• Exercise aim: Nothing in the records may change. Print them all again.

• Source data:
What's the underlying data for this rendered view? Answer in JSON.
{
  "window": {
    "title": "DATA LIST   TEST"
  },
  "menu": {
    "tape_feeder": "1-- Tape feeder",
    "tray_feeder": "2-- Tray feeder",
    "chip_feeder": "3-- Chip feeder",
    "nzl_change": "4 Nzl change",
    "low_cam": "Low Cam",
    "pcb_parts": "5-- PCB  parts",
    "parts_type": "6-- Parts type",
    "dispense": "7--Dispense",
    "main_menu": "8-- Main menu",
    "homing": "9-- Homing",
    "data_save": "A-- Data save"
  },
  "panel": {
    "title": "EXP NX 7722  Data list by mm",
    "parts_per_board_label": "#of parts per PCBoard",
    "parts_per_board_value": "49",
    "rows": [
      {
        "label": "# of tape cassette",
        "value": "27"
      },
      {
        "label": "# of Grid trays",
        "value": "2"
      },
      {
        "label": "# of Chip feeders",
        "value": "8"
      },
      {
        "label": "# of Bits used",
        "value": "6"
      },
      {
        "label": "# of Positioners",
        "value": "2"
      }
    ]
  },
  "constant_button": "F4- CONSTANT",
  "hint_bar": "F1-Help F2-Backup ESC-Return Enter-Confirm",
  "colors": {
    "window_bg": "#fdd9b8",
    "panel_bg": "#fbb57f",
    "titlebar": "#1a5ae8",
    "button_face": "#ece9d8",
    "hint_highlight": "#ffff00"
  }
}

• Exercise answer:
What's the underlying data for this rendered view? Answer in JSON.
{
  "window": {
    "title": "DATA LIST   TEST"
  },
  "menu": {
    "tape_feeder": "1-- Tape feeder",
    "tray_feeder": "2-- Tray feeder",
    "chip_feeder": "3-- Chip feeder",
    "nzl_change": "4 Nzl change",
    "low_cam": "Low Cam",
    "pcb_parts": "5-- PCB  parts",
    "parts_type": "6-- Parts type",
    "dispense": "7--Dispense",
    "main_menu": "8-- Main menu",
    "homing": "9-- Homing",
    "data_save": "A-- Data save"
  },
  "panel": {
    "title": "EXP NX 7722  Data list by mm",
    "parts_per_board_label": "#of parts per PCBoard",
    "parts_per_board_value": "49",
    "rows": [
      {
        "label": "# of tape cassette",
        "value": "27"
      },
      {
        "label": "# of Grid trays",
        "value": "2"
      },
      {
        "label": "# of Chip feeders",
        "value": "8"
      },
      {
        "label": "# of Bits used",
        "value": "6"
      },
      {
        "label": "# of Positioners",
        "value": "2"
      }
    ]
  },
  "constant_button": "F4- CONSTANT",
  "hint_bar": "F1-Help F2-Backup ESC-Return Enter-Confirm",
  "colors": {
    "window_bg": "#fdd9b8",
    "panel_bg": "#fbb57f",
    "titlebar": "#1a5ae8",
    "button_face": "#ece9d8",
    "hint_highlight": "#ffff00"
  }
}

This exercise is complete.